But when the election comes it will still be fought under that maligned and discredited system and it is essential that a real choice is put before the country. For first past the post to work it requires two large broad coalitions providing that choice. To recover from its worst result in 100 years Labour needs first of all to listen to its voters and to restore the faith of those members who have remained on board, though I fear in truth it may be too little, too late. If Labour is to come through this the only possible road is to support the public vote on the Brexit settlement, argue remain and reform. If that is beyond some in the high command then they need to move over for someone who can do so convincingly. Without this neither the party nor the country will be able to move on.

The election was a step on the road the Brexit Party are treading - it was a battle in the greater war of winning the real second referendum. They saw and understood the opportunity and they took it. Farage has already said he would work with Johnson in a no-deal electoral pact. However the outcome also showed that Brexit - the concept not just the Party - can be defeated.
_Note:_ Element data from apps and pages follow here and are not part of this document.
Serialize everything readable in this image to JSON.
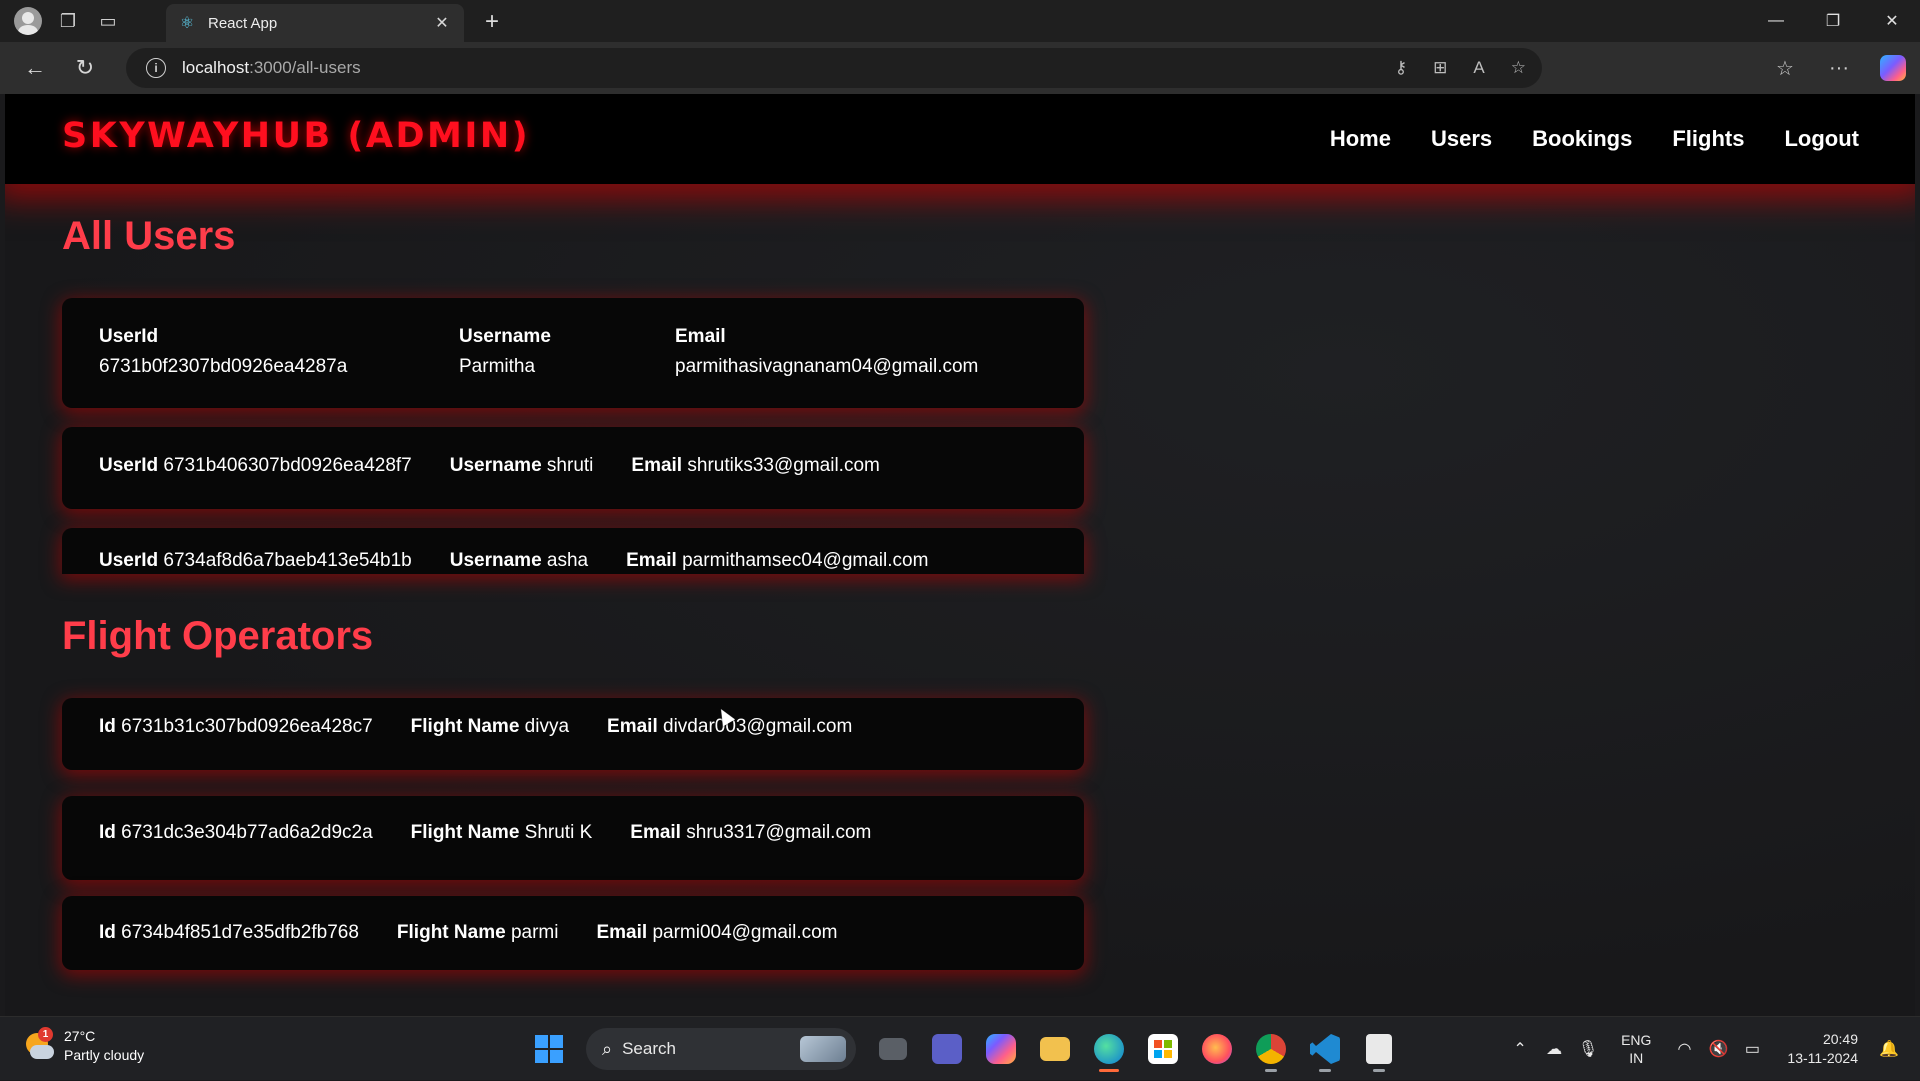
{
  "browser": {
    "tab_title": "React App",
    "url_host": "localhost",
    "url_path": ":3000/all-users"
  },
  "navbar": {
    "brand": "SKYWAYHUB (ADMIN)",
    "links": [
      "Home",
      "Users",
      "Bookings",
      "Flights",
      "Logout"
    ]
  },
  "users_section": {
    "title": "All Users",
    "users": [
      {
        "userid_label": "UserId",
        "userid": "6731b0f2307bd0926ea4287a",
        "username_label": "Username",
        "username": "Parmitha",
        "email_label": "Email",
        "email": "parmithasivagnanam04@gmail.com"
      },
      {
        "userid_label": "UserId",
        "userid": "6731b406307bd0926ea428f7",
        "username_label": "Username",
        "username": "shruti",
        "email_label": "Email",
        "email": "shrutiks33@gmail.com"
      },
      {
        "userid_label": "UserId",
        "userid": "6734af8d6a7baeb413e54b1b",
        "username_label": "Username",
        "username": "asha",
        "email_label": "Email",
        "email": "parmithamsec04@gmail.com"
      }
    ]
  },
  "operators_section": {
    "title": "Flight Operators",
    "operators": [
      {
        "id_label": "Id",
        "id": "6731b31c307bd0926ea428c7",
        "name_label": "Flight Name",
        "name": "divya",
        "email_label": "Email",
        "email": "divdar003@gmail.com"
      },
      {
        "id_label": "Id",
        "id": "6731dc3e304b77ad6a2d9c2a",
        "name_label": "Flight Name",
        "name": "Shruti K",
        "email_label": "Email",
        "email": "shru3317@gmail.com"
      },
      {
        "id_label": "Id",
        "id": "6734b4f851d7e35dfb2fb768",
        "name_label": "Flight Name",
        "name": "parmi",
        "email_label": "Email",
        "email": "parmi004@gmail.com"
      }
    ]
  },
  "taskbar": {
    "weather_badge": "1",
    "weather_temp": "27°C",
    "weather_desc": "Partly cloudy",
    "search_label": "Search",
    "lang_line1": "ENG",
    "lang_line2": "IN",
    "time": "20:49",
    "date": "13-11-2024"
  },
  "colors": {
    "brand_red": "#ff0f1f",
    "section_title": "#ff3d4a",
    "card_bg": "#070707",
    "navbar_bg": "#000000"
  }
}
Furthermore, the elections fractured the de-facto remain alliance that had developed since the 2016 referendum. The Liberal Democrats were prepared to sacrifice that to restore the electoral fortunes of their party. Their objective, reasonably accomplished, was to harness the ‘remainiac’ vote - they were not changing minds, merely providing an outlet for frustration and self-righteousness. The fact, however, is that minds need changing and the way the Liberal Democrats go about the issue turns off all but the most convinced.

But despite the short-term success of the LibDems, their resurgence won’t and can’t ‘stop Brexit’. Something more and something less arrogant is required. So painful as it may be that alliance must be repaired and a strategy for winning a public vote, rather than just fighting for one, implemented - and fast. That strategy must go beyond feel good statements and flag waving toward taking on the problematic notion of how we see ourselves as a nation in 2019 and debunking the concept that Britain ever won anything by ‘standing alone’.


Photo: campaigning in Brighton during the campaign that never was.